int incomingByte = 0; // for incoming byte from serial
int FirstLoop = 1;  // for indicating first loop
int waitingforSerial = 0;  // for indicating if script is waiting for response from serial
int PingInterval = 0;  // for storing ping interval
int LastWasBlue = 1;  // for determining if last color was blue
unsigned long currentTime = 0;  // for storing current time
unsigned long timerStart = 0;  //  for storing the time at which the timer started
void setup() {
  Serial.begin(9600);  // begin serial at 9600 baud
  pinMode(ledRed, OUTPUT);  // set ledRed pin as output
  pinMode(ledBlue, OUTPUT);  // set ledBlue pin as output
void loop(){
  currentTime = millis();  // set current time to millis
  unsigned long timePassed = currentTime - timerStart;  // get time difference between currentTime and timerStart
  if (FirstLoop == 1)  // if script is on first loop
      digitalWrite(ledRed, HIGH);  // turn red led on
      digitalWrite(ledBlue, LOW);  // turn blue led off
      FirstLoop = 0;  // set FirstLoop to 0
      PingInterval = DefaultPingInterval;  // set ping interval to default
    if (waitingforSerial == 0)  // if waitingforSerial is 0
      delay(PingInterval);  // delay script by PingInterval
      Serial.print("#S|");  // send ping command to serial
      Serial.print(PingCMD);  // "    "     "     "    "
      Serial.println("|[]#");  //"    "     "     "    "
      waitingforSerial = 1;  // set waitingforSerial to 1
      if (Serial.available() > 0)
        incomingByte =;  // read the incoming byte
        if (incomingByte == 48)  // if server was pingable
          if (timePassed >= netOutTime)  // if timePassed is greater than or equal to wait time
            if (LastWasBlue == 0)  // if last color was not blue
              Serial.print("#S|");  // send email command over serial
              Serial.print(EmailCMD);  //"    "     "      "     "
              Serial.print("|[]#");  //"    "     "      "     "
          digitalWrite(ledBlue, HIGH);  // turn blue led on
          digitalWrite(ledRed, LOW);  // turn red led off
          PingInterval = DefaultPingInterval;  // reset PingInterval to default value
          LastWasBlue = 1;  // set LastWasBlue to 1
          waitingforSerial = 0;  // set waitingforSerial to 0
          timerStart = 0;  // reset timerStart
        if (incomingByte == 49)  // if server was not pingable
          digitalWrite(ledRed, HIGH);  // turn red led on
          digitalWrite(ledBlue, LOW);  // turn blue led off
          PingInterval = 5000;  // lower ping interval to 5s
          waitingforSerial = 0;  // set waitingforSerial to 0
          if (timerStart == 0)  // if timer has not already started
            timerStart = millis();  // set timerStart to current time
          LastWasBlue = 0;  // set LastWasBlue to 0
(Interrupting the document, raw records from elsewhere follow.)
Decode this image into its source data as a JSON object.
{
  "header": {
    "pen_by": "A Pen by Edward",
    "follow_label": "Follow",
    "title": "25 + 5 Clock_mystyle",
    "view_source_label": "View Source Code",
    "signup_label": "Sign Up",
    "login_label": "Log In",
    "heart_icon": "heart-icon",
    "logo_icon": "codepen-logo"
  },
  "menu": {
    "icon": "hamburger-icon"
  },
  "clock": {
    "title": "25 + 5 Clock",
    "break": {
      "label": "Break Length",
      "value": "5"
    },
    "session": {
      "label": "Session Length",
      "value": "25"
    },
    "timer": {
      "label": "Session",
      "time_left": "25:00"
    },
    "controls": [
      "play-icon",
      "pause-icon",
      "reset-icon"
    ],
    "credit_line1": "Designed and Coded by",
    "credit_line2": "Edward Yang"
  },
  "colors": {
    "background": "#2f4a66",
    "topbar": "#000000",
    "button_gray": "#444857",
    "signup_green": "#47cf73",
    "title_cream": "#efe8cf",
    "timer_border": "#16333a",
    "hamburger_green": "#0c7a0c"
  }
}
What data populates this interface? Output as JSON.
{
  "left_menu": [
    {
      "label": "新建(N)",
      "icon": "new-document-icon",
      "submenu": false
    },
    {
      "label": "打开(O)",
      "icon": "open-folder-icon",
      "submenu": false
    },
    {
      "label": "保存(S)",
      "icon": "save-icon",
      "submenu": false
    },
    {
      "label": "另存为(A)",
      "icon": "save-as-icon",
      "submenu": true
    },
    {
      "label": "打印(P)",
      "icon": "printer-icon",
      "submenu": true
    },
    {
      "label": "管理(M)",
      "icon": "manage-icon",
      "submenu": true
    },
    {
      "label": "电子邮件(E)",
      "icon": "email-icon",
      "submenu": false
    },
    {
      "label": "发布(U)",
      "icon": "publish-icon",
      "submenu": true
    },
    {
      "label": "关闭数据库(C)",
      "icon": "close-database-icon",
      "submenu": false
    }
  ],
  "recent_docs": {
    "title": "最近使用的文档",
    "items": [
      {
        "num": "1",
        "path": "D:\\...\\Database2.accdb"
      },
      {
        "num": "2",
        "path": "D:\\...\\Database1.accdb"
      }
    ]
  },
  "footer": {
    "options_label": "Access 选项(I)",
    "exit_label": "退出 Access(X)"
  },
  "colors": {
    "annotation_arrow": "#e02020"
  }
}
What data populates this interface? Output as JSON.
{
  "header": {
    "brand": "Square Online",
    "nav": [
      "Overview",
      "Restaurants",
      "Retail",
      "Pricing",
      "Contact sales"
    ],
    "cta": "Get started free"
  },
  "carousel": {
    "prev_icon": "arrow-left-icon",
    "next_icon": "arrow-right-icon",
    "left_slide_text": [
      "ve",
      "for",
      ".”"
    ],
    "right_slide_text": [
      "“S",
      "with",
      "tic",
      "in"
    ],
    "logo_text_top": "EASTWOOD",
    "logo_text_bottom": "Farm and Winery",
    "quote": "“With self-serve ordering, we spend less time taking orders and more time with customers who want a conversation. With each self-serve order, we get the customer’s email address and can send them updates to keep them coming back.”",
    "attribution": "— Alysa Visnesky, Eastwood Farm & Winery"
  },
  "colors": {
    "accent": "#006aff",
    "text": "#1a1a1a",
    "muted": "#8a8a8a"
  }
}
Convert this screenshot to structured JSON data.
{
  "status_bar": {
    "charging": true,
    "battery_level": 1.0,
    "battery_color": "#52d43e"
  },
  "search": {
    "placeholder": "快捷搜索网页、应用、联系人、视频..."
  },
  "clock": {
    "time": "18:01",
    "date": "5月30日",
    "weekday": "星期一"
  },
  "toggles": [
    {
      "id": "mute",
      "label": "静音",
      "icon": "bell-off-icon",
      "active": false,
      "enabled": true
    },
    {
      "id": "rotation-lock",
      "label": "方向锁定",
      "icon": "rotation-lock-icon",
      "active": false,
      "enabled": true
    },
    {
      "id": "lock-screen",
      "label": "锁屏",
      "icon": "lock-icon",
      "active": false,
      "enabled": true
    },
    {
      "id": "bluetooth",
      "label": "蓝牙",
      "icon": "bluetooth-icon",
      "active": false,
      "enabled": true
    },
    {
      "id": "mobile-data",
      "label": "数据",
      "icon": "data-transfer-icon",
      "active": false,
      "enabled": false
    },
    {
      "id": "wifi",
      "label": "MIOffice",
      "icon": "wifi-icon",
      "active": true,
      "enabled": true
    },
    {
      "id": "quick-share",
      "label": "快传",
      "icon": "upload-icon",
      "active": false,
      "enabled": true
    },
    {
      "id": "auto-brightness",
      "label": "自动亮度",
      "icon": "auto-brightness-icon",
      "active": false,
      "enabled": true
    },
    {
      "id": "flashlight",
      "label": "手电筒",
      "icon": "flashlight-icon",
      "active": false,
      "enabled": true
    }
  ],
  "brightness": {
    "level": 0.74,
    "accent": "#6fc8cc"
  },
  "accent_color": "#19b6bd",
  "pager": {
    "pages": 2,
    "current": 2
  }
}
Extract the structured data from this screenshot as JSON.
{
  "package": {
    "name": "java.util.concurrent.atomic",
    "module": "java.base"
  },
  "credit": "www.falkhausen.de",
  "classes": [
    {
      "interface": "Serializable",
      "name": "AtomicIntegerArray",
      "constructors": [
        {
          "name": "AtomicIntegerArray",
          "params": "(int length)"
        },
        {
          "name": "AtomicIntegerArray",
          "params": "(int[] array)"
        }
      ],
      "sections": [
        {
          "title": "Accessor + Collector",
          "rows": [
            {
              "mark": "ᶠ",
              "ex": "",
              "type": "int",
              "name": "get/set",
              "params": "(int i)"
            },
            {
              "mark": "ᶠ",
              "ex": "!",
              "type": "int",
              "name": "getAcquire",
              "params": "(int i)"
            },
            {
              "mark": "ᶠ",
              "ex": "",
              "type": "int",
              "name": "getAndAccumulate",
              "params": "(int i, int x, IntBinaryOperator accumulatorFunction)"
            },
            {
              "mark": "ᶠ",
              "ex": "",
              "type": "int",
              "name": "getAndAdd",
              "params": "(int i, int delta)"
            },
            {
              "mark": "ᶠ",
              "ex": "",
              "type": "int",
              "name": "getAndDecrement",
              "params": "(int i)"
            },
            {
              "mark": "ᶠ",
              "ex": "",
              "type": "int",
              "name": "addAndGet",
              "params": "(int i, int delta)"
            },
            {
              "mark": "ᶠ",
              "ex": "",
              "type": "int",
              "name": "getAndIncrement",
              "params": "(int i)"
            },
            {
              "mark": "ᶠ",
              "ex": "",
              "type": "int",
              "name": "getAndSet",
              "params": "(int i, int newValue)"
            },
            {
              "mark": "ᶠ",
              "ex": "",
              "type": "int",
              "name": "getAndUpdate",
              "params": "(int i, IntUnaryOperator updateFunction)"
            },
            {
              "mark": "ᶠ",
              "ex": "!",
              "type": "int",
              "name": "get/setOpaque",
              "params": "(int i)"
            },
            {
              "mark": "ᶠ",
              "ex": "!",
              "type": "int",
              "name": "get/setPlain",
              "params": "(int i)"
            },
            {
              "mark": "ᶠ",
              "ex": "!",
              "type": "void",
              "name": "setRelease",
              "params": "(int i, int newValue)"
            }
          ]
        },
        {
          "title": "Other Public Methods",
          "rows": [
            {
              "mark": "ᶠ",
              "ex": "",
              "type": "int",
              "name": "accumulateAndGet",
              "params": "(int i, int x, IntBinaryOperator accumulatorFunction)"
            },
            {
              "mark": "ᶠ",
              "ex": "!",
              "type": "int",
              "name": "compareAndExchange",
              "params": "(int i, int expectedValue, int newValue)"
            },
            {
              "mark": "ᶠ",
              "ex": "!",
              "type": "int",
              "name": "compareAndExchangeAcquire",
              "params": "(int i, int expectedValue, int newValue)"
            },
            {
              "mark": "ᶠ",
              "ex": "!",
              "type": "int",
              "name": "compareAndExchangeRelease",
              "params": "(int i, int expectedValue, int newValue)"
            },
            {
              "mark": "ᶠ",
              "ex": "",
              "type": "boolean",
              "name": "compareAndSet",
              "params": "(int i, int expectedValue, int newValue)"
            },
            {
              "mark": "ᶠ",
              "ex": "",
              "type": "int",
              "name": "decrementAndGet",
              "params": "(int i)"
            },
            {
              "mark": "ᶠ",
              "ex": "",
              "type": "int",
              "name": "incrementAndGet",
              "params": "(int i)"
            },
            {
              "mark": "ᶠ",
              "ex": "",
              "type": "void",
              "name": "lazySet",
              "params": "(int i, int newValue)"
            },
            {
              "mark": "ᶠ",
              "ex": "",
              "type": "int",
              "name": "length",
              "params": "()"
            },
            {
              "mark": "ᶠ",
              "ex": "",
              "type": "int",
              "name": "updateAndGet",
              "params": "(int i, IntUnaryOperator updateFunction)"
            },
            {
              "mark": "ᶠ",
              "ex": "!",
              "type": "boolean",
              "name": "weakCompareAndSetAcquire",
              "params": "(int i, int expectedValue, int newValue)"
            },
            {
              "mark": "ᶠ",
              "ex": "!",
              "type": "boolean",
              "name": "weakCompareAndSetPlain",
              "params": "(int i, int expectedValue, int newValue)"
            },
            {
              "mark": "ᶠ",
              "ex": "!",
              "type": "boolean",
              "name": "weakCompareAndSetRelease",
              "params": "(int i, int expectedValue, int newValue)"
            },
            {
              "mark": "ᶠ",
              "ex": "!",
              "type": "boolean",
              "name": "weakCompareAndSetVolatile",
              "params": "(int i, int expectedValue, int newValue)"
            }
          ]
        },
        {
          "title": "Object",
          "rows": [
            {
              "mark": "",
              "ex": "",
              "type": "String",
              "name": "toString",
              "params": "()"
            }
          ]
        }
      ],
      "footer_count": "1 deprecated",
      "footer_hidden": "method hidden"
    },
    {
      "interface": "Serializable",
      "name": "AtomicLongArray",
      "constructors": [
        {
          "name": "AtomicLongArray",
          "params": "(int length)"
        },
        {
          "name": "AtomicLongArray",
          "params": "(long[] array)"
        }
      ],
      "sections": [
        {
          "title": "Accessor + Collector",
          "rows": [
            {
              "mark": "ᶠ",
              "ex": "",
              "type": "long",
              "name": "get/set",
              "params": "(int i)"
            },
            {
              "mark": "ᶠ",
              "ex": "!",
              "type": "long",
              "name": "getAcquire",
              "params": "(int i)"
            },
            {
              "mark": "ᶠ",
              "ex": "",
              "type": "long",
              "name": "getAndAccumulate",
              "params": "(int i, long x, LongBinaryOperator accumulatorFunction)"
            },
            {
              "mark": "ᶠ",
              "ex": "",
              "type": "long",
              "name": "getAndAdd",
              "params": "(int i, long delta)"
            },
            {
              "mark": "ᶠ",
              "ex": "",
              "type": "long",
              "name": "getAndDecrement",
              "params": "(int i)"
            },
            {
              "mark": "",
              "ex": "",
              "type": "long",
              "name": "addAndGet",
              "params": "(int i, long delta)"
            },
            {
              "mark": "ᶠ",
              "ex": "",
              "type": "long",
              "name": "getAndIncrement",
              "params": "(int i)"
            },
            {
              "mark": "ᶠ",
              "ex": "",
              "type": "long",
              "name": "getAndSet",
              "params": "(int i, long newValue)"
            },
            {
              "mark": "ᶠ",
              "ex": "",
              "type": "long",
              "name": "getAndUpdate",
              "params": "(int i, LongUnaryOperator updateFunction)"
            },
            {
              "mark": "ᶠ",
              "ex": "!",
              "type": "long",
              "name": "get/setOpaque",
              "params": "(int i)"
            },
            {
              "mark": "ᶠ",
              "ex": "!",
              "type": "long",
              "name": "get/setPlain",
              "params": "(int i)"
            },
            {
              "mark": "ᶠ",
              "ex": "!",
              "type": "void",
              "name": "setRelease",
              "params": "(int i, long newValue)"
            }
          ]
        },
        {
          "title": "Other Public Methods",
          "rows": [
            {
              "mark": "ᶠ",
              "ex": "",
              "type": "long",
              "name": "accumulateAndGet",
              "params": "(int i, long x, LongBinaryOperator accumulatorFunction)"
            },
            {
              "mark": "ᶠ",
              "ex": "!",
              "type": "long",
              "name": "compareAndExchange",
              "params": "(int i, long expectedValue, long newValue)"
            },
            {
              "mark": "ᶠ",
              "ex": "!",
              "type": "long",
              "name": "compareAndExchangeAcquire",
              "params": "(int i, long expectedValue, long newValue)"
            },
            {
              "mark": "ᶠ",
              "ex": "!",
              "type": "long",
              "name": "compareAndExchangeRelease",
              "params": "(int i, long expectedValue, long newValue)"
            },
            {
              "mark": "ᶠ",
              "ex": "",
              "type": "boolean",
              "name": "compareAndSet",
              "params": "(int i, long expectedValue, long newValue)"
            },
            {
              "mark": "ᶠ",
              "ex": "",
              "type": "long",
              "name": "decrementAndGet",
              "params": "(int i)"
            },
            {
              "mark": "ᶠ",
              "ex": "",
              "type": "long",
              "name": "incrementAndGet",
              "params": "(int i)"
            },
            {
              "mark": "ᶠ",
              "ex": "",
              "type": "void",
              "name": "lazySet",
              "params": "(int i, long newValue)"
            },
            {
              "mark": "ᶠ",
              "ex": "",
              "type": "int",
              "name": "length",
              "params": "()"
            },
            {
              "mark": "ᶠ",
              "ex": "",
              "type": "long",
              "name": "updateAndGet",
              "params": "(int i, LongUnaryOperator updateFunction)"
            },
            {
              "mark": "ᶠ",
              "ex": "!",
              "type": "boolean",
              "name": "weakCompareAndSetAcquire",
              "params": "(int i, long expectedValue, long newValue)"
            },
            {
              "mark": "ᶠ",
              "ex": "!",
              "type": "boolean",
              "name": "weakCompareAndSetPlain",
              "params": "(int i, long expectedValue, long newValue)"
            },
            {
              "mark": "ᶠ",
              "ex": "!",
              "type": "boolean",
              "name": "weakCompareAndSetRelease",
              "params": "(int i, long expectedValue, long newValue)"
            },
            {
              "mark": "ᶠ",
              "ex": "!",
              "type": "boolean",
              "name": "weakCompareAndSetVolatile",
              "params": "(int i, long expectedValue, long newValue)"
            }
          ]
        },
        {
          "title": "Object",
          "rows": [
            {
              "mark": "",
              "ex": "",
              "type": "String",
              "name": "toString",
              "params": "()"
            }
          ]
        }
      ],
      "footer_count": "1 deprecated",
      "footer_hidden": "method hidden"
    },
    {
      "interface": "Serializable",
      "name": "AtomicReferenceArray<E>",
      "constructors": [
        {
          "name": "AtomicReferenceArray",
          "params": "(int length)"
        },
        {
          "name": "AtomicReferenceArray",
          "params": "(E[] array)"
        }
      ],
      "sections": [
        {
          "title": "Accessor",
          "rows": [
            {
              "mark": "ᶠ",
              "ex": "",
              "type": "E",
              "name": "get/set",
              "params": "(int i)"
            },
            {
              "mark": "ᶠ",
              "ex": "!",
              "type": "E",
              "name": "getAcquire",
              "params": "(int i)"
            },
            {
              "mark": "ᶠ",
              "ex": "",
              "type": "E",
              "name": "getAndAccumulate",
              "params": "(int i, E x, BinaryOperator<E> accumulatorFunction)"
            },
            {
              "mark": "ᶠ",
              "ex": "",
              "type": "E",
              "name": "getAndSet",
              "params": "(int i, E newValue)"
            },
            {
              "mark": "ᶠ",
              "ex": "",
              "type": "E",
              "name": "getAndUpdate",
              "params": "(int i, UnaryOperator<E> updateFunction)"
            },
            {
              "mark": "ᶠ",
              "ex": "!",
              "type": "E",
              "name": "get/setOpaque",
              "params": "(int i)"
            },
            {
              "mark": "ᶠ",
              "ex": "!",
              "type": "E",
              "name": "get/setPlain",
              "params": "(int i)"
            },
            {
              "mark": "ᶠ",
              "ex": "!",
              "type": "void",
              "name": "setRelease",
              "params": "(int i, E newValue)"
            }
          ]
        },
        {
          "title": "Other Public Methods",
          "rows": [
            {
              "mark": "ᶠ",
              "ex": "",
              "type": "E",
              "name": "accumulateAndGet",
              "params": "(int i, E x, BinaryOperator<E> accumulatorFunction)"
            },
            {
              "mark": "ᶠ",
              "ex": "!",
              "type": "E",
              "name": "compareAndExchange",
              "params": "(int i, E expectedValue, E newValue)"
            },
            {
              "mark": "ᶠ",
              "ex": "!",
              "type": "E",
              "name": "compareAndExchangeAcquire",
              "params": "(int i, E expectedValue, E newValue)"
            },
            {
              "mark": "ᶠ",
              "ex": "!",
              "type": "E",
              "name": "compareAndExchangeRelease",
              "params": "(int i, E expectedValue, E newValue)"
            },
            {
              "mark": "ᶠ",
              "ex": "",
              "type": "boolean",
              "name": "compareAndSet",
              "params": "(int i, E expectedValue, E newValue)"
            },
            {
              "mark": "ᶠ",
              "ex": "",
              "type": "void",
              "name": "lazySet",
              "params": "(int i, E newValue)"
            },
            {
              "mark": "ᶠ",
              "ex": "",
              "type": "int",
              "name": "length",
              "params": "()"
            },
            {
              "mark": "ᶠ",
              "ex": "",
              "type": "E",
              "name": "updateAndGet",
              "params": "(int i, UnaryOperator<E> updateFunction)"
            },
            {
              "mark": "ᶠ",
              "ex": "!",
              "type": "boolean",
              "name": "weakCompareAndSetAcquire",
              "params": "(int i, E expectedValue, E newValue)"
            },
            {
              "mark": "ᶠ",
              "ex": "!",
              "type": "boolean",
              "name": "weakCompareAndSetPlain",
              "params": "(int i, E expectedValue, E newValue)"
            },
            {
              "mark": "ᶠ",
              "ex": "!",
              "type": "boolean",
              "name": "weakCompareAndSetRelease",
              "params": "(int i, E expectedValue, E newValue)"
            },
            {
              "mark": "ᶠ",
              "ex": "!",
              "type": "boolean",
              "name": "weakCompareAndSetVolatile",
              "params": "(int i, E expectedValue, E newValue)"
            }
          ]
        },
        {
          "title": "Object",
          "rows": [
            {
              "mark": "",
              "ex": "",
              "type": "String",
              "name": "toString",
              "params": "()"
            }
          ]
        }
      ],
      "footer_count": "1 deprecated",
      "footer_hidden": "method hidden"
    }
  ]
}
sketch_jun28a.pde (3.77 kb)
Schematic_bb.svg (416.32 kb)
Schematic_schem.svg (94.70 kb)
Schematic-Simple_bb.svg (253.87 kb)
Schematic-Simple_schem.svg (65.96 kb)


DIY Computer Case using Ikea Ribba Picture Frames

Last weekend, I made a trip to Edmonton to go shopping at Ikea. While I was there, I picked up a couple of picture frames from their Ribba line to make a computer case that I can show off on my wall.

As soon as I got home, I started working on this project. I started by taking the frames apart. I then mounted the motherboard and hard drive to the thick, cardboard backing. After that, I put some blue LEDs in to give a cool glowing effect. But since the motherboard was too thick to mount in just one picture frame, I joined two frames together using a couple of hinges. I think the final product turned out great! Here are some pics:


Idea courtesy Hak5

Hak5 – Building a photo frame computer case, your iPhone jailbroken picks, Multi-monitor PC setups…